WHAT TO DO: Below are some entries. Copy each line that holds the string "Stato".

● ● ●

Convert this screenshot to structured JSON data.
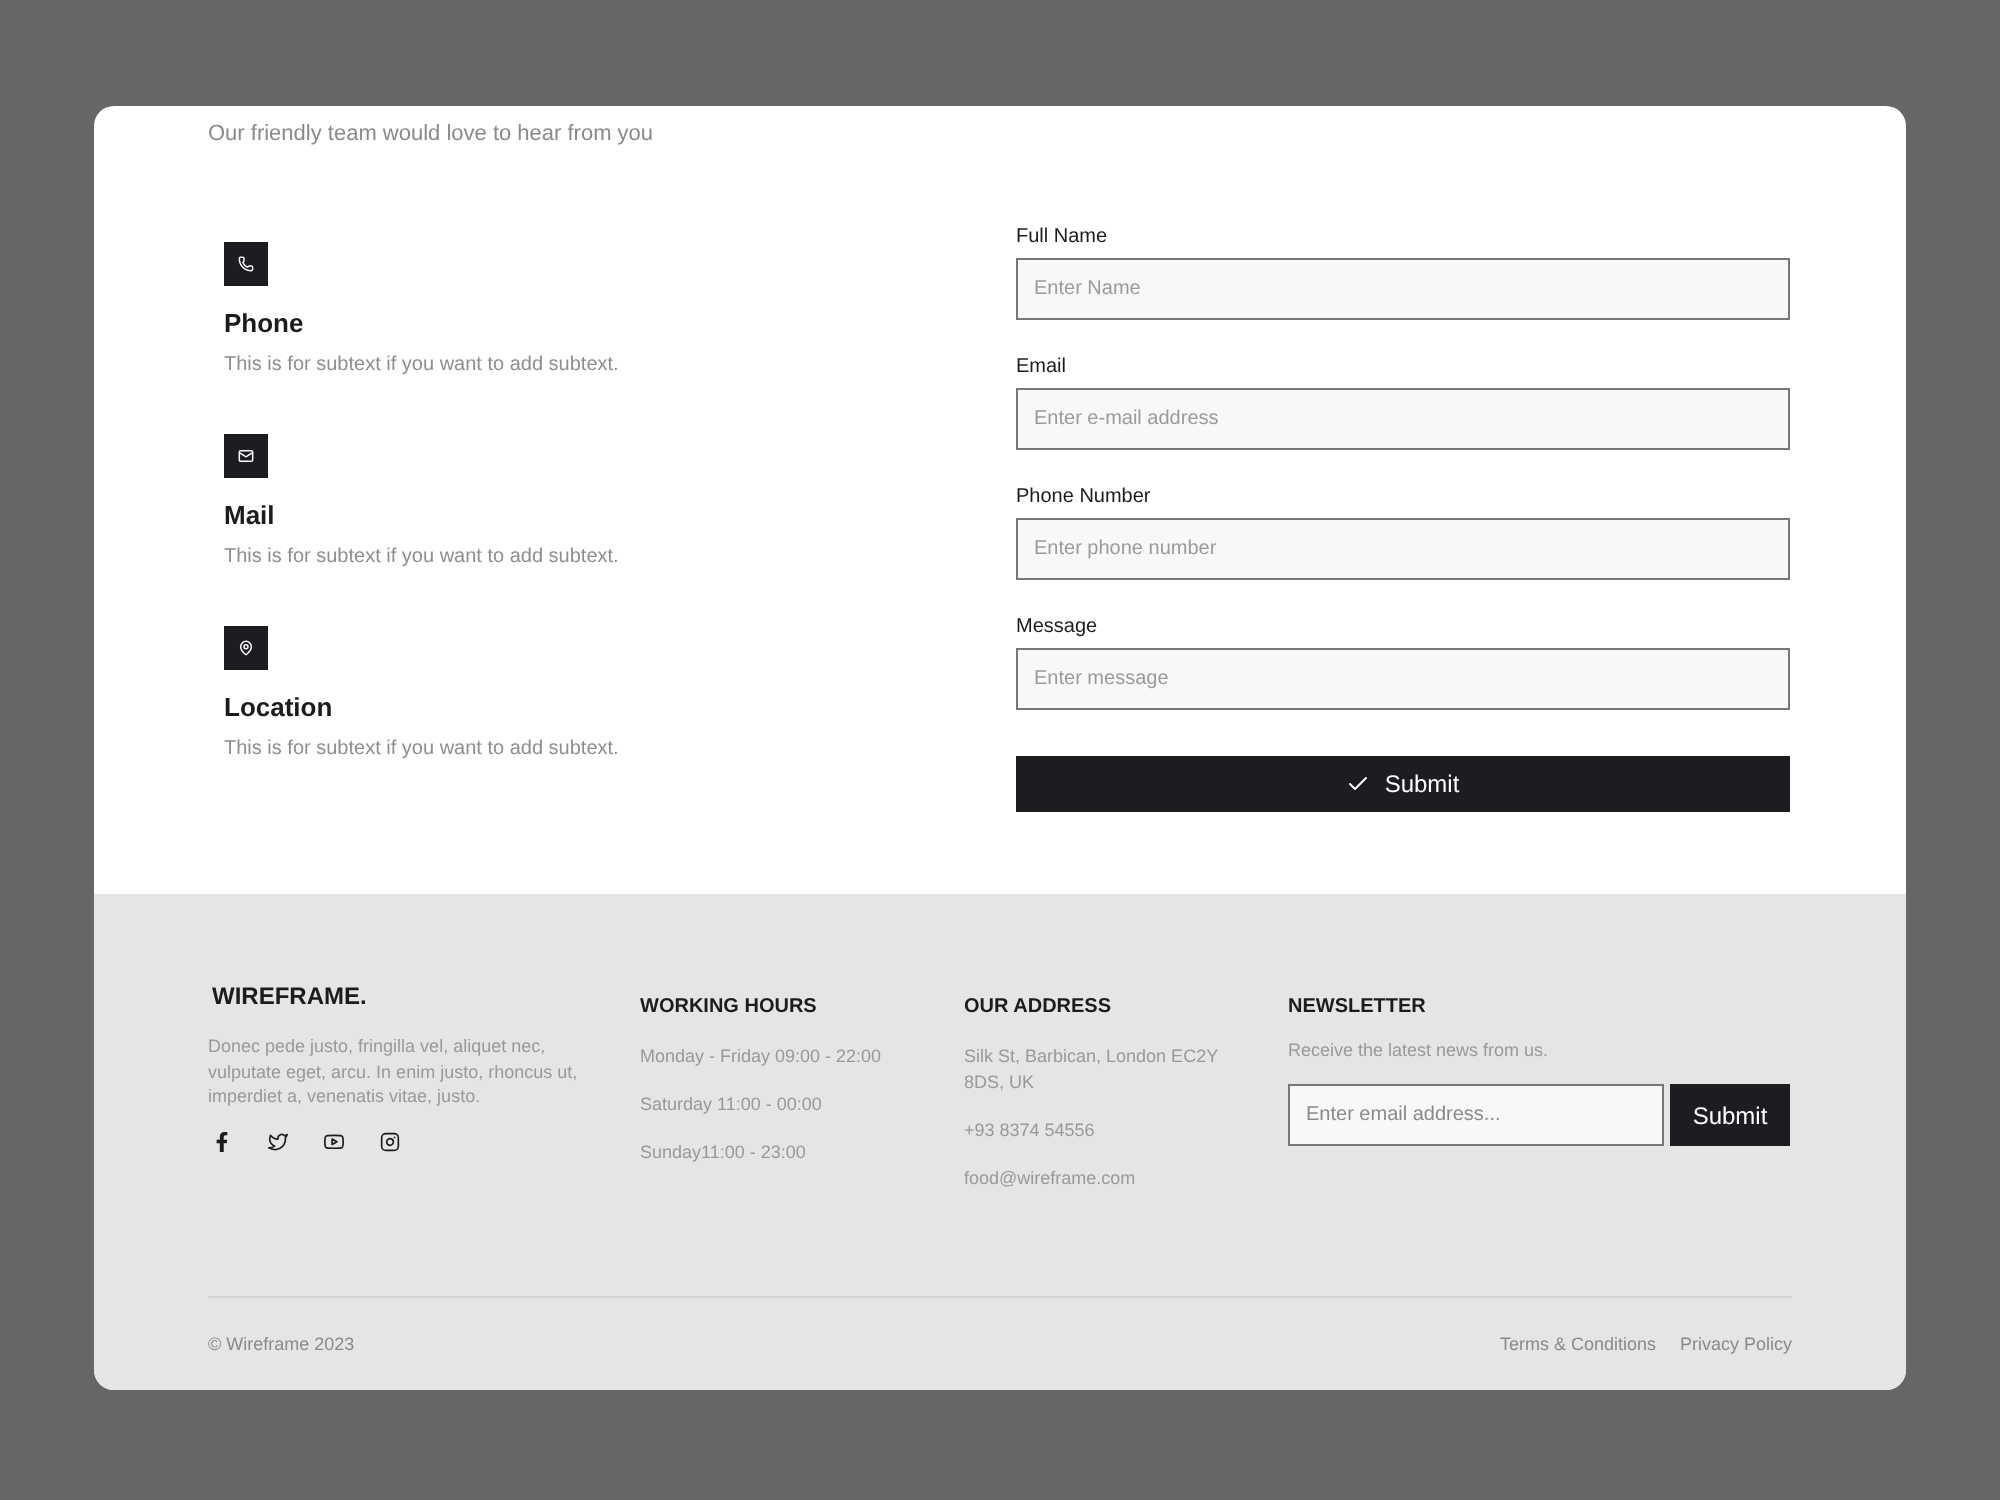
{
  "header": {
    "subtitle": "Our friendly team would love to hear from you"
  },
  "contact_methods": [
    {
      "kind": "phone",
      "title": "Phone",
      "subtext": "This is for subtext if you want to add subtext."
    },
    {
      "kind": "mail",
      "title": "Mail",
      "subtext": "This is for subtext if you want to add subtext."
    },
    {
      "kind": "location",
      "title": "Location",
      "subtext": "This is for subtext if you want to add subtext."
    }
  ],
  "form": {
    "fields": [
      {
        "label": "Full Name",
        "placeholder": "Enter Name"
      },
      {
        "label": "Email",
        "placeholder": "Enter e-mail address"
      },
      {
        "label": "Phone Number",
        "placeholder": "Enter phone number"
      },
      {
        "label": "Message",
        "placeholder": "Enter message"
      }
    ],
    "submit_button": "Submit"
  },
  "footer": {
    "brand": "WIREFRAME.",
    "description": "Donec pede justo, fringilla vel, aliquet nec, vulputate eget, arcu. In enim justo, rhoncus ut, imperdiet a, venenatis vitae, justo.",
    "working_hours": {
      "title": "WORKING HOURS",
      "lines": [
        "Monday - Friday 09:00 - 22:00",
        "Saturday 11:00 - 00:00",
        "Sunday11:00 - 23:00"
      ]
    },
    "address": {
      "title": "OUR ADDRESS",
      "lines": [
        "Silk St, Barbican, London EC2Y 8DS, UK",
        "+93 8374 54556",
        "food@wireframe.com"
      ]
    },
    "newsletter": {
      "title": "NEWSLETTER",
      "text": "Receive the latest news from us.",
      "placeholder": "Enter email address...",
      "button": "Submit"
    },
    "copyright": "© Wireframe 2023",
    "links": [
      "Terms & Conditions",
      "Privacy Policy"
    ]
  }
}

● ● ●

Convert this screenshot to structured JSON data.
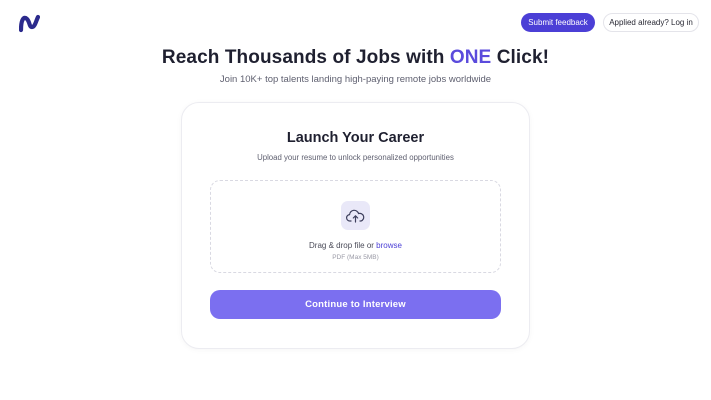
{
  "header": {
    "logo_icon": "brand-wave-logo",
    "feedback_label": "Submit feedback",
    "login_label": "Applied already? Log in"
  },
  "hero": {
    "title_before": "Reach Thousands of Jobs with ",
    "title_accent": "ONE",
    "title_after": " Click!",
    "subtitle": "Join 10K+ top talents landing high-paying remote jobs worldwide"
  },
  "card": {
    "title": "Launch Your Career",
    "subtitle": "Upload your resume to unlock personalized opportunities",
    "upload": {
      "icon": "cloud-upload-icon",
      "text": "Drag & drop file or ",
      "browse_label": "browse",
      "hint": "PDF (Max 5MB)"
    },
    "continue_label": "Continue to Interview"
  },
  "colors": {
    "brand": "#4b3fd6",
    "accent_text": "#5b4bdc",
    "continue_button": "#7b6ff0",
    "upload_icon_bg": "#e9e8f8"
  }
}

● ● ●

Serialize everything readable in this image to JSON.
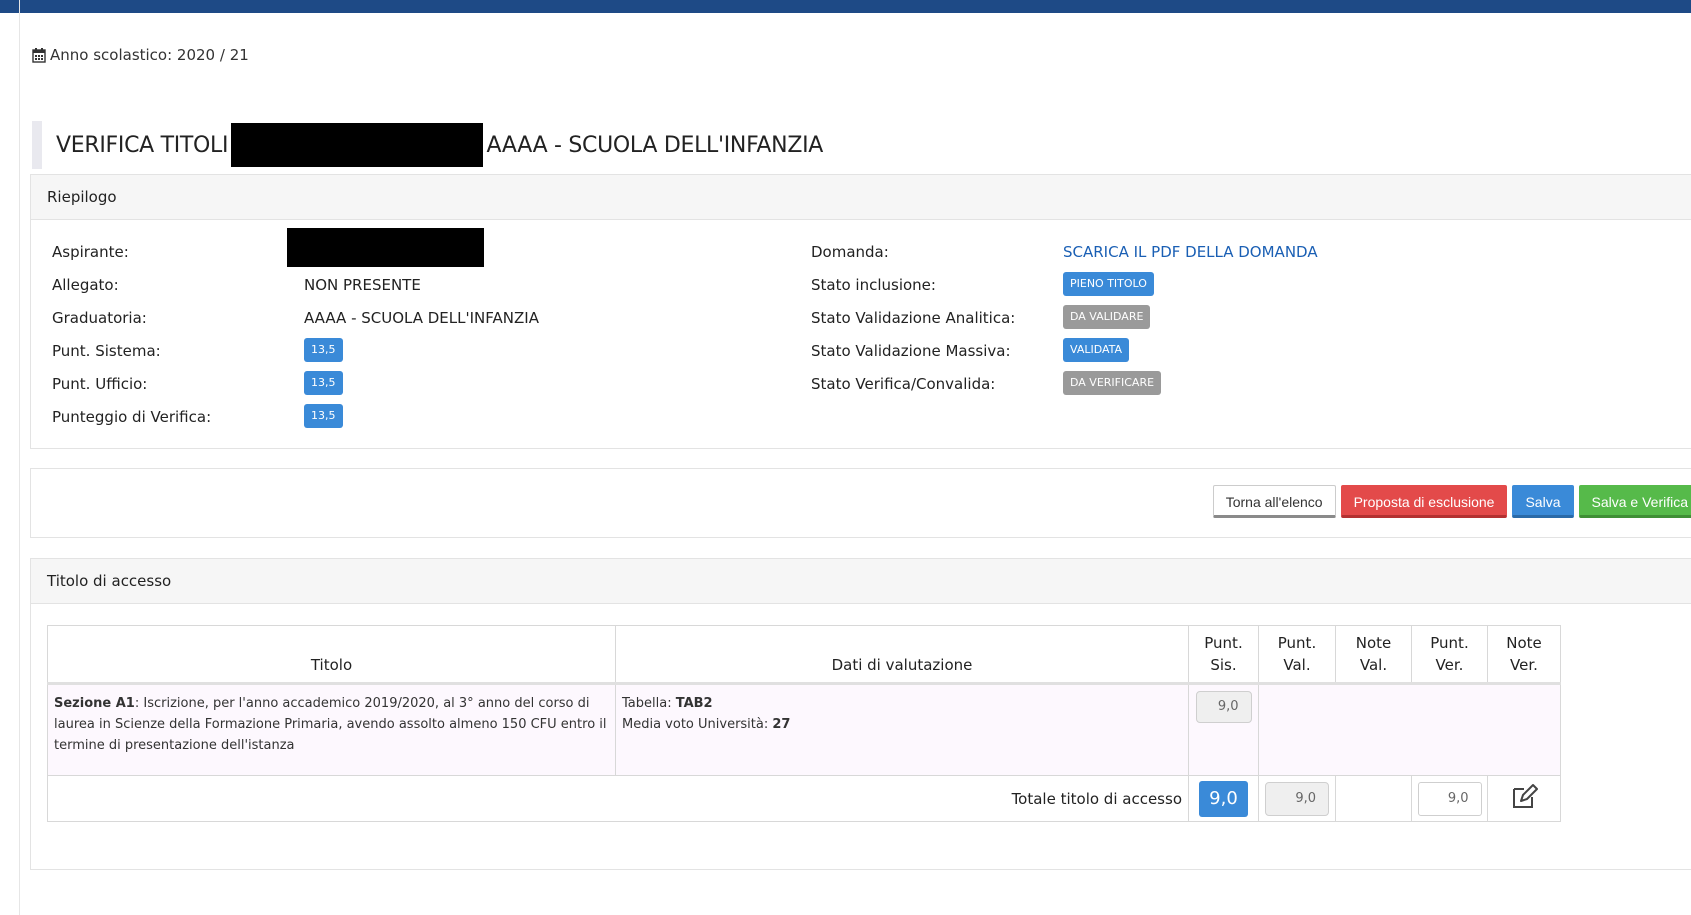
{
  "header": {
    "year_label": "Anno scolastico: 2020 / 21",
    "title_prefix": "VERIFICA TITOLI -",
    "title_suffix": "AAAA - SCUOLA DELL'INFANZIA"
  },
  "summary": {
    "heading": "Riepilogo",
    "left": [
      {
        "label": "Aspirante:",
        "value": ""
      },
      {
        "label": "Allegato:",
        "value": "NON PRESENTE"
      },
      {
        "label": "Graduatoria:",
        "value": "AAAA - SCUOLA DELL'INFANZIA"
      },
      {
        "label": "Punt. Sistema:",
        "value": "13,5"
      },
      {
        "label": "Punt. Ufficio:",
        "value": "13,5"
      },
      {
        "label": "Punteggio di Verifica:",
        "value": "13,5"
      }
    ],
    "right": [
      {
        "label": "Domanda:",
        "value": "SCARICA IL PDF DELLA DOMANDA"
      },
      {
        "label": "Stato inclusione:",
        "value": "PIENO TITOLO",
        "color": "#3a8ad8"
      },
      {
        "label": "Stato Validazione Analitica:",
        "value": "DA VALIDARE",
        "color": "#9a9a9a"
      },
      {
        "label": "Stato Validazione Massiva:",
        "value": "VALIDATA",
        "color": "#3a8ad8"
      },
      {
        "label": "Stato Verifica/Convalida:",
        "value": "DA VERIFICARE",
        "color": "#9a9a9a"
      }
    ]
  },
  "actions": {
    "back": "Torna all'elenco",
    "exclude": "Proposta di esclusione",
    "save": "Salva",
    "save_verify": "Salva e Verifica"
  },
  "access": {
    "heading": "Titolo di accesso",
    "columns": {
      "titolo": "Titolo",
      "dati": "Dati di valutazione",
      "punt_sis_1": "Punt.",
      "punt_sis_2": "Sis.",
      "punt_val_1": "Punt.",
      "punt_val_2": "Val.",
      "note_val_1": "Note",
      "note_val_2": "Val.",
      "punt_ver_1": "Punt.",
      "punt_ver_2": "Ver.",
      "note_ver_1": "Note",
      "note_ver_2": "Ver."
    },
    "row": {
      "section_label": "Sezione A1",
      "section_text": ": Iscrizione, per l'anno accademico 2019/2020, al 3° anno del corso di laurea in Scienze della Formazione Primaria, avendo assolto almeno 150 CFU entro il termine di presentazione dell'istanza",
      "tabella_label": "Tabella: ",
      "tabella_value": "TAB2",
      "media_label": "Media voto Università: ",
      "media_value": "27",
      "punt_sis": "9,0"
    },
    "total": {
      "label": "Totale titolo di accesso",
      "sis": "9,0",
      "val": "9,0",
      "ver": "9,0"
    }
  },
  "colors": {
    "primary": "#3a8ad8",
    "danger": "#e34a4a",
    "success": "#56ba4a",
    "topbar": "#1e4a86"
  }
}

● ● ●

ANSWER FOR THE TASK:
        "label": "Stato inclusione:",
        "label": "Stato Validazione Analitica:",
        "label": "Stato Validazione Massiva:",
        "label": "Stato Verifica/Convalida:",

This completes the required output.